> [WHAT TO WORK ON]: Restate the listing below word for word.

++++++++

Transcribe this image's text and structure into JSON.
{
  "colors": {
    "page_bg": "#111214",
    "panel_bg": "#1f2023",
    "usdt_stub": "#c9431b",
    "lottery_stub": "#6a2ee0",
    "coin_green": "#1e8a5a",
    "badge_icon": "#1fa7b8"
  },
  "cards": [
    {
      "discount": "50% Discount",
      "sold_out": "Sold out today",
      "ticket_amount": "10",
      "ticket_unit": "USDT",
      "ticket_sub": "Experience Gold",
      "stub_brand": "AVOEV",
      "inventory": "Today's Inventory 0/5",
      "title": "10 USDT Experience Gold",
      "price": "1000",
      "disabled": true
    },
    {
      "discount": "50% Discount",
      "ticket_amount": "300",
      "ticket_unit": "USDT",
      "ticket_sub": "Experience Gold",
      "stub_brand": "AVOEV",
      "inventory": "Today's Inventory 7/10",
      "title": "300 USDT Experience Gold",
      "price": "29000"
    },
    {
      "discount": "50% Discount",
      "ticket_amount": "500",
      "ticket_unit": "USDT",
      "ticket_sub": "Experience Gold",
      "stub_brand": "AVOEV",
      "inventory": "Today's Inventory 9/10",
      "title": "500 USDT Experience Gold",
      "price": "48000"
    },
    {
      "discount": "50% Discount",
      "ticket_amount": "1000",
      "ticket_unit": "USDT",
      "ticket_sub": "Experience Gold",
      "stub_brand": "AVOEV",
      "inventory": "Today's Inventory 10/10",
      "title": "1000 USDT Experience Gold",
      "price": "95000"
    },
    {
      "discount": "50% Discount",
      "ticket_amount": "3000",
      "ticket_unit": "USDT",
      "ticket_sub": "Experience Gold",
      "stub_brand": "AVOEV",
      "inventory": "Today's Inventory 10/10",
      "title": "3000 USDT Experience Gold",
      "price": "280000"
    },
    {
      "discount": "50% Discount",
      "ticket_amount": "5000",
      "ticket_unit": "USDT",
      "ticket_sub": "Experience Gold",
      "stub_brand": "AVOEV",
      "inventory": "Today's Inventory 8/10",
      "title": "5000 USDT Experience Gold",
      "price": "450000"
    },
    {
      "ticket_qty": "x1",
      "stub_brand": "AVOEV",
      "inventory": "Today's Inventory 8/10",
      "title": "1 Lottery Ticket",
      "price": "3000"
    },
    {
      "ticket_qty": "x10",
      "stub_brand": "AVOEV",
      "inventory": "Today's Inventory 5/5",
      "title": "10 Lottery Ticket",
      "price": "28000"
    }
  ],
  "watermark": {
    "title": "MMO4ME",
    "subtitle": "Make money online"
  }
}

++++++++

> [YOUR RESPONSE]:
Transcribe this image's text and structure into JSON.
{
  "colors": {
    "page_bg": "#111214",
    "panel_bg": "#1f2023",
    "usdt_stub": "#c9431b",
    "lottery_stub": "#6a2ee0",
    "coin_green": "#1e8a5a",
    "badge_icon": "#1fa7b8"
  },
  "cards": [
    {
      "discount": "50% Discount",
      "sold_out": "Sold out today",
      "ticket_amount": "10",
      "ticket_unit": "USDT",
      "ticket_sub": "Experience Gold",
      "stub_brand": "AVOEV",
      "inventory": "Today's Inventory 0/5",
      "title": "10 USDT Experience Gold",
      "price": "1000",
      "disabled": true
    },
    {
      "discount": "50% Discount",
      "ticket_amount": "300",
      "ticket_unit": "USDT",
      "ticket_sub": "Experience Gold",
      "stub_brand": "AVOEV",
      "inventory": "Today's Inventory 7/10",
      "title": "300 USDT Experience Gold",
      "price": "29000"
    },
    {
      "discount": "50% Discount",
      "ticket_amount": "500",
      "ticket_unit": "USDT",
      "ticket_sub": "Experience Gold",
      "stub_brand": "AVOEV",
      "inventory": "Today's Inventory 9/10",
      "title": "500 USDT Experience Gold",
      "price": "48000"
    },
    {
      "discount": "50% Discount",
      "ticket_amount": "1000",
      "ticket_unit": "USDT",
      "ticket_sub": "Experience Gold",
      "stub_brand": "AVOEV",
      "inventory": "Today's Inventory 10/10",
      "title": "1000 USDT Experience Gold",
      "price": "95000"
    },
    {
      "discount": "50% Discount",
      "ticket_amount": "3000",
      "ticket_unit": "USDT",
      "ticket_sub": "Experience Gold",
      "stub_brand": "AVOEV",
      "inventory": "Today's Inventory 10/10",
      "title": "3000 USDT Experience Gold",
      "price": "280000"
    },
    {
      "discount": "50% Discount",
      "ticket_amount": "5000",
      "ticket_unit": "USDT",
      "ticket_sub": "Experience Gold",
      "stub_brand": "AVOEV",
      "inventory": "Today's Inventory 8/10",
      "title": "5000 USDT Experience Gold",
      "price": "450000"
    },
    {
      "ticket_qty": "x1",
      "stub_brand": "AVOEV",
      "inventory": "Today's Inventory 8/10",
      "title": "1 Lottery Ticket",
      "price": "3000"
    },
    {
      "ticket_qty": "x10",
      "stub_brand": "AVOEV",
      "inventory": "Today's Inventory 5/5",
      "title": "10 Lottery Ticket",
      "price": "28000"
    }
  ],
  "watermark": {
    "title": "MMO4ME",
    "subtitle": "Make money online"
  }
}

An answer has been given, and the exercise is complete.